**DESCRIPTION OF THE TASK**
Copy all lines containing the string "left" from the records below.
(SUPPLIED RECORDS)
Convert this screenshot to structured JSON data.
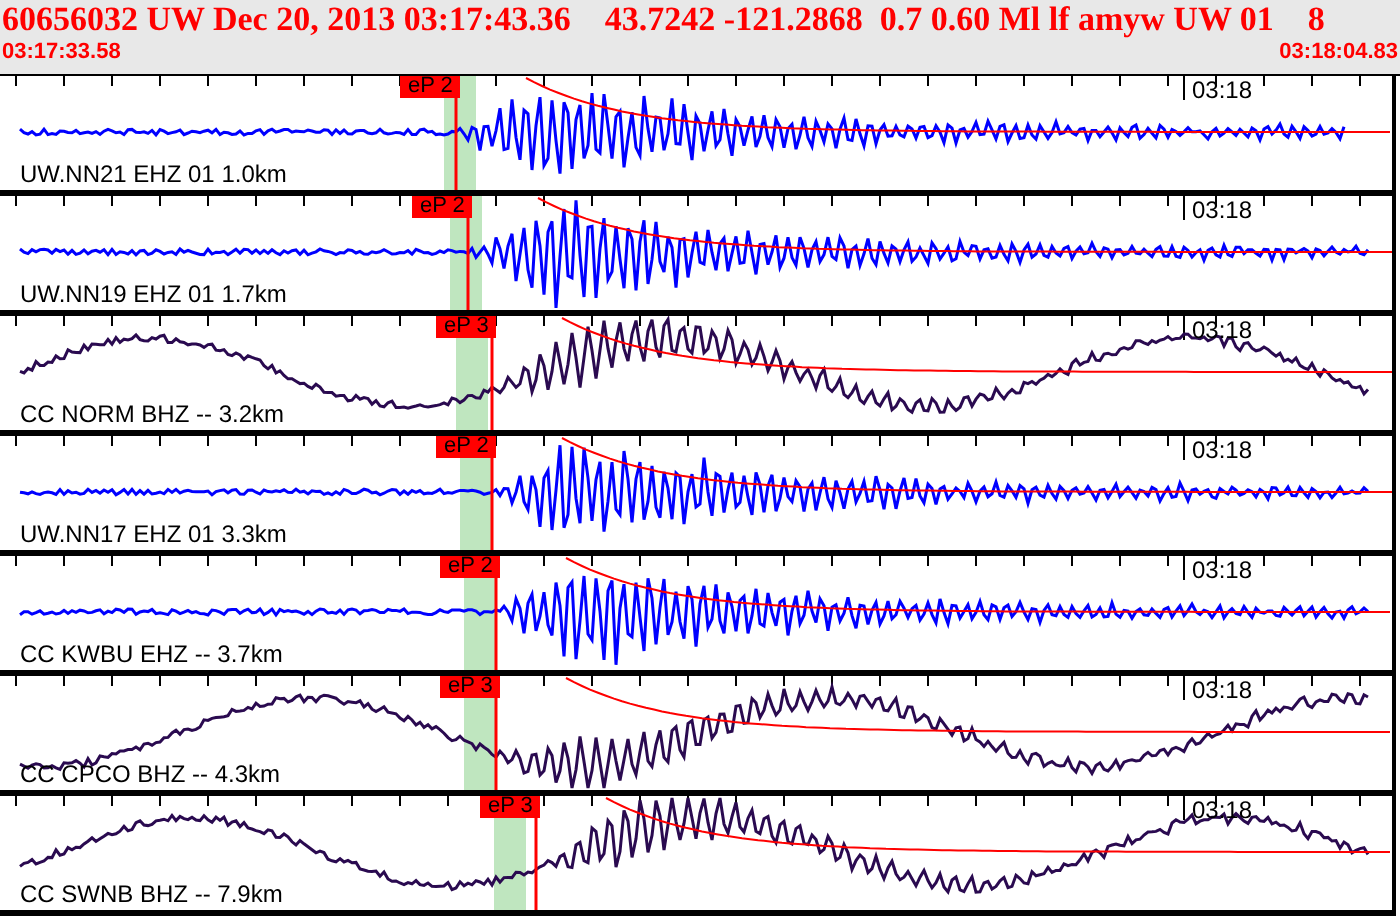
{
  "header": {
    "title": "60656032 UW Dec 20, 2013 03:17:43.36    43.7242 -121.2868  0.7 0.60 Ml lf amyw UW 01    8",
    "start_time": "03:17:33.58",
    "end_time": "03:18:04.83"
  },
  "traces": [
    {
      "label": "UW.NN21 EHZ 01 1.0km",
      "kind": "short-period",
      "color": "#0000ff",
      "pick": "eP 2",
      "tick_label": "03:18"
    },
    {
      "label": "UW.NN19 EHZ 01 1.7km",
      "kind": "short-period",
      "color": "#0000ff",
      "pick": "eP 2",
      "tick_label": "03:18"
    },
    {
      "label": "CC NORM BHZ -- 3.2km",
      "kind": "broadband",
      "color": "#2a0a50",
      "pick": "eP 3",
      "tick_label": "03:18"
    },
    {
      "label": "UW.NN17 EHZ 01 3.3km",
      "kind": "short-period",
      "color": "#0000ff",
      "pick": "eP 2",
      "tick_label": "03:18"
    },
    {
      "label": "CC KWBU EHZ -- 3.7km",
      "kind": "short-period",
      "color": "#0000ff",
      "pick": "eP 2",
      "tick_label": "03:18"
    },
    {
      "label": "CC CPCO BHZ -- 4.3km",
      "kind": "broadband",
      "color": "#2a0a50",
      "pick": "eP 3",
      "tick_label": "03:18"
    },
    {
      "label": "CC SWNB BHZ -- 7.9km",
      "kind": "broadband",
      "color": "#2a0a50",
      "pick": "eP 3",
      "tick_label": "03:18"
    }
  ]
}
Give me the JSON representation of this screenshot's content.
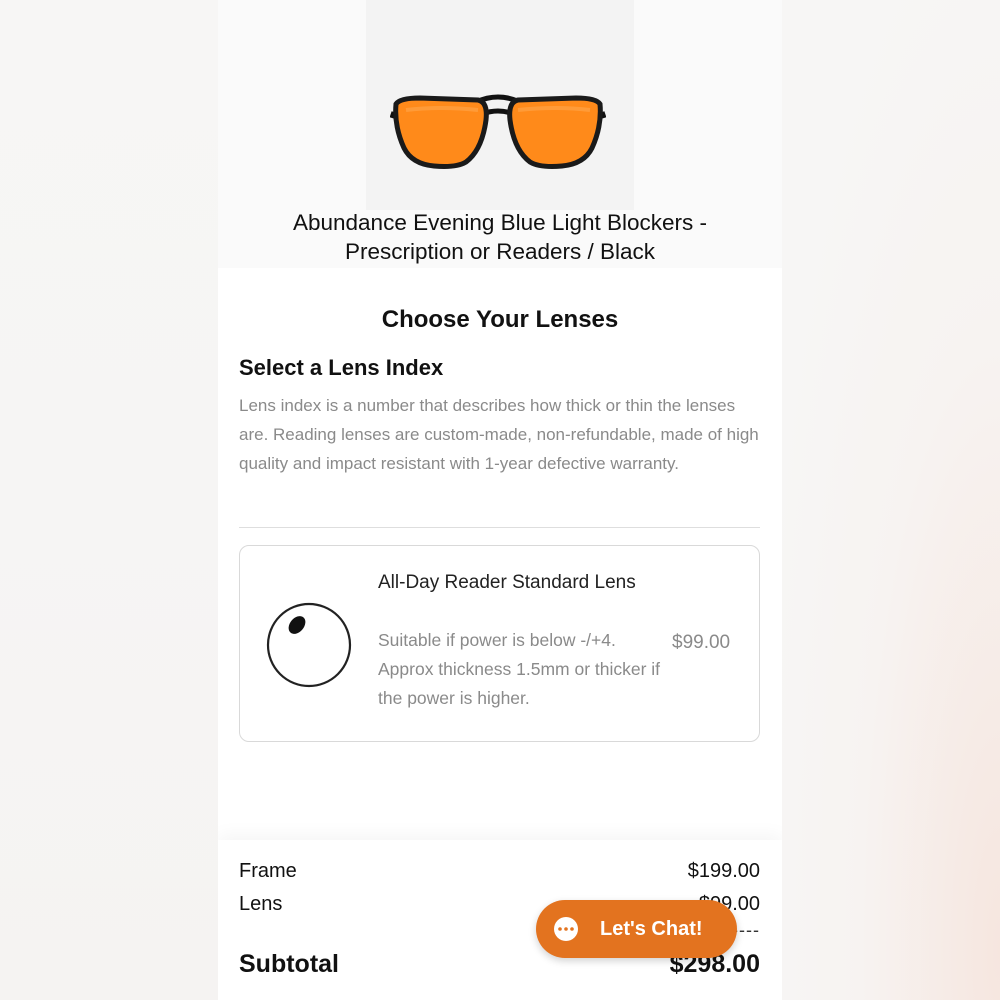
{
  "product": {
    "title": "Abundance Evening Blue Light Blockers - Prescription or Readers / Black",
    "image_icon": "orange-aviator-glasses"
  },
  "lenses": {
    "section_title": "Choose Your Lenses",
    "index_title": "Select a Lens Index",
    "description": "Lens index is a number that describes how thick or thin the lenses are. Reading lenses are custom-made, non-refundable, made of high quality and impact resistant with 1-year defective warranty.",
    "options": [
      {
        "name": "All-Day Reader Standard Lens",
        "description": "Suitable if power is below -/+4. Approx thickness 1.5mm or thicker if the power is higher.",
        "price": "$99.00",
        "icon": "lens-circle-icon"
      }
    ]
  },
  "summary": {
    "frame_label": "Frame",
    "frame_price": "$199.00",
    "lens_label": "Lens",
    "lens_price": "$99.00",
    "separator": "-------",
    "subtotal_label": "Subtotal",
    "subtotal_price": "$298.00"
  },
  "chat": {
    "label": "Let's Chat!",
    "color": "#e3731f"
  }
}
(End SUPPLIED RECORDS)
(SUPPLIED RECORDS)
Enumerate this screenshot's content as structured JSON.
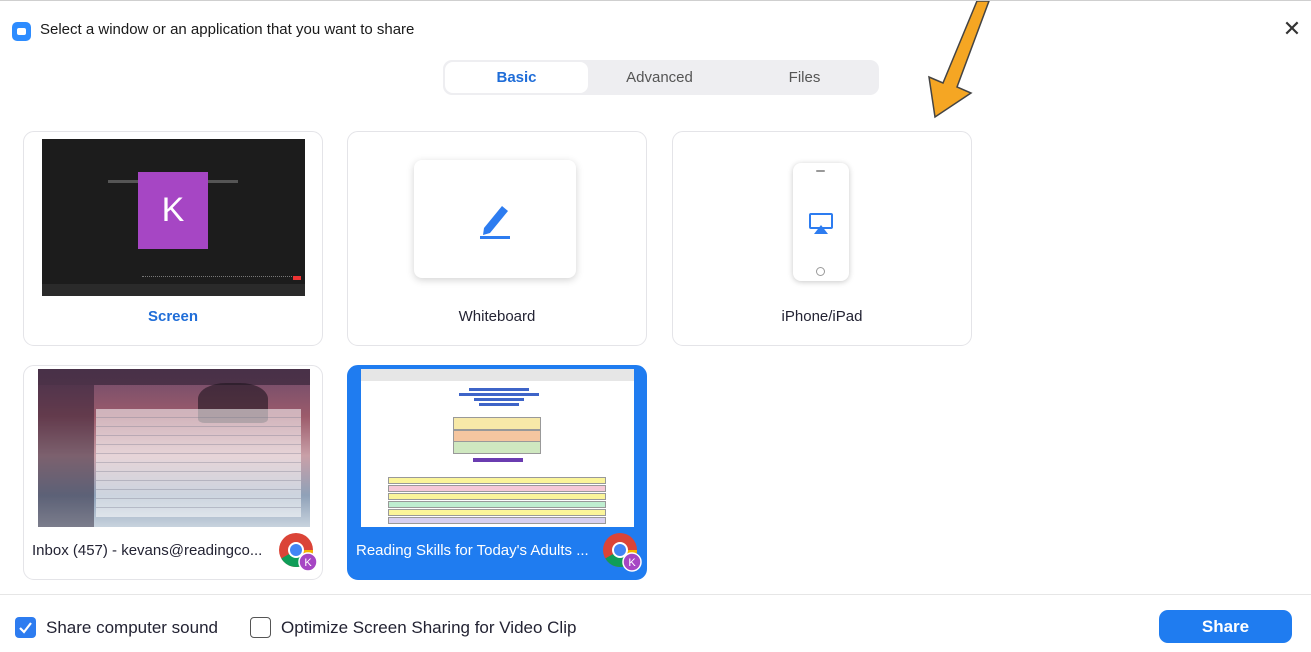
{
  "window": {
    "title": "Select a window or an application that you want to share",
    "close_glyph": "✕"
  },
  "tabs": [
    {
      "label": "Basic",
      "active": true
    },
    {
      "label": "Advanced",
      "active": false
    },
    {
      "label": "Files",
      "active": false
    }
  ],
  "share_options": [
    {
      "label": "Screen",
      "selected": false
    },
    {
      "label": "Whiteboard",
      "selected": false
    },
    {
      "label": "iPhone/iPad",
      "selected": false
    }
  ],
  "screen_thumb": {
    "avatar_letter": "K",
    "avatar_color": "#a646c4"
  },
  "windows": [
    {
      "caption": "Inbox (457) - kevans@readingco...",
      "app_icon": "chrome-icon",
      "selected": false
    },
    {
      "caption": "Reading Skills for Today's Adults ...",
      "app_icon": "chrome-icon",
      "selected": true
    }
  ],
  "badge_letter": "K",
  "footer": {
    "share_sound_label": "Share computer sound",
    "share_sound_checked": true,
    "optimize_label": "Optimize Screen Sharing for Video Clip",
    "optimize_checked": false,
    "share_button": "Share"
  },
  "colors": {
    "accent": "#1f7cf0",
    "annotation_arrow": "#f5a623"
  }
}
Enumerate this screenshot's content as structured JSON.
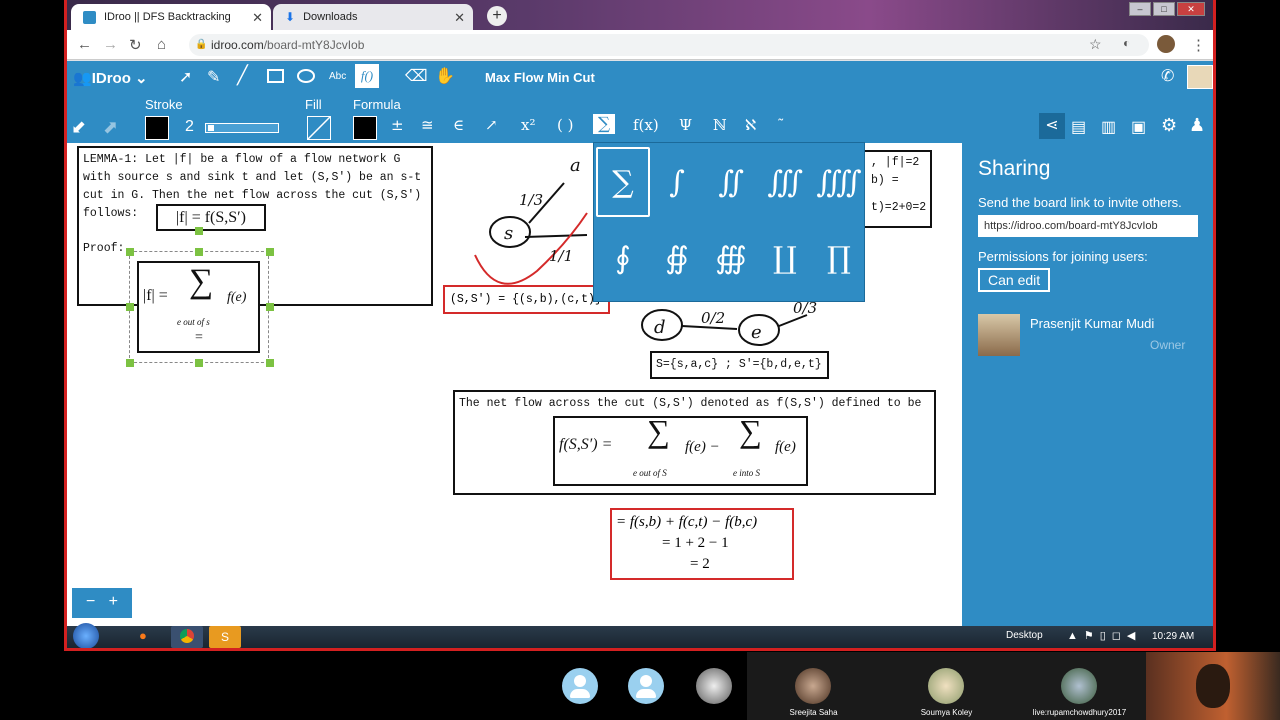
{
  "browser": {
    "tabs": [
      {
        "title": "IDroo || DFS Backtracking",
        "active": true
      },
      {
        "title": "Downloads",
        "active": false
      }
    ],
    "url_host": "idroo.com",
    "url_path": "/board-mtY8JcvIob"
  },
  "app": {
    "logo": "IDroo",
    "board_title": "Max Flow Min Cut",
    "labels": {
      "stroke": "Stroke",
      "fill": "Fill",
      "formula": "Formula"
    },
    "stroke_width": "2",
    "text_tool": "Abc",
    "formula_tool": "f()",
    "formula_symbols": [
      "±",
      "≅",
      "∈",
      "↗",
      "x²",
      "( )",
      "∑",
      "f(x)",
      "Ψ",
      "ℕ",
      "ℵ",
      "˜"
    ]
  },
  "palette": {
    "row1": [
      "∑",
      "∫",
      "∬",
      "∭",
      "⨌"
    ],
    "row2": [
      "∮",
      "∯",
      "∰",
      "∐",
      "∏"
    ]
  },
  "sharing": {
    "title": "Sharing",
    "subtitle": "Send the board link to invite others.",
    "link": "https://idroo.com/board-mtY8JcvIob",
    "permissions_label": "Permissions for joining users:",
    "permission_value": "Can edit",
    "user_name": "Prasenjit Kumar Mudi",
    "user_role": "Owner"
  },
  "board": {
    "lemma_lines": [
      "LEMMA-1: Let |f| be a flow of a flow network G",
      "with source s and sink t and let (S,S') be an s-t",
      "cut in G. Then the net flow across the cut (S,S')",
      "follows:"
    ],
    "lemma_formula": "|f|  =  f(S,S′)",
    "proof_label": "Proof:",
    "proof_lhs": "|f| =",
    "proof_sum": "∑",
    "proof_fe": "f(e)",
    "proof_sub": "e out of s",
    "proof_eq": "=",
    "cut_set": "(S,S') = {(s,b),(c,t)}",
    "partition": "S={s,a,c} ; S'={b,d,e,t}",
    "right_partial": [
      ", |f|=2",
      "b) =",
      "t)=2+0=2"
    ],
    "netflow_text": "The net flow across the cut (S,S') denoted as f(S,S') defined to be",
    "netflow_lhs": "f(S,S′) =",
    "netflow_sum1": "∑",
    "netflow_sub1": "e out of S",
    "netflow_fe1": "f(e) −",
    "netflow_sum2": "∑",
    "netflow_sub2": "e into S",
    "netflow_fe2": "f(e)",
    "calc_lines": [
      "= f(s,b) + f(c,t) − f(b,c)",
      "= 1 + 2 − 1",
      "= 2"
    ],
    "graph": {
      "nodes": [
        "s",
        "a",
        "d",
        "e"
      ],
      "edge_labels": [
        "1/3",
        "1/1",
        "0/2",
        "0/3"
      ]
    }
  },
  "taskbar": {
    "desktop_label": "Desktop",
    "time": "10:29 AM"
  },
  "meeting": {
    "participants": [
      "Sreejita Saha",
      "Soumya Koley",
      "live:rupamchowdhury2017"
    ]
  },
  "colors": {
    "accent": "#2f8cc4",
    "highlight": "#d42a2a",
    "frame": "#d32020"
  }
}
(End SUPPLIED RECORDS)
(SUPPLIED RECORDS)
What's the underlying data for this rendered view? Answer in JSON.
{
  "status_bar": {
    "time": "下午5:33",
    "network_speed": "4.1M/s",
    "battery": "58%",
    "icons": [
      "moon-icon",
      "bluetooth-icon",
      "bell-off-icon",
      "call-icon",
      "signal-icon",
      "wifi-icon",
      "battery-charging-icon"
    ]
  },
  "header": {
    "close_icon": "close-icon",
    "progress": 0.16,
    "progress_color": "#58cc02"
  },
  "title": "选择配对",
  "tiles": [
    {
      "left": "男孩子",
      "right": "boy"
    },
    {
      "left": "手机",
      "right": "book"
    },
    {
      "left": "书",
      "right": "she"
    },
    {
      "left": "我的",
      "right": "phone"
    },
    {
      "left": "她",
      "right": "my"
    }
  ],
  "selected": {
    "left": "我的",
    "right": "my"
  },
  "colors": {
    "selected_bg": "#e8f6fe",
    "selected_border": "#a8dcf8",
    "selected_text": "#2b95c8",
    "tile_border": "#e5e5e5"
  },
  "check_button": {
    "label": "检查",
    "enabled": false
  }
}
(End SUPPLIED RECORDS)
**ANSWER SECTION**
      "left": "男孩子",
      "left": "手机",
      "left": "书",
      "left": "我的",
      "left": "她",
    "left": "我的",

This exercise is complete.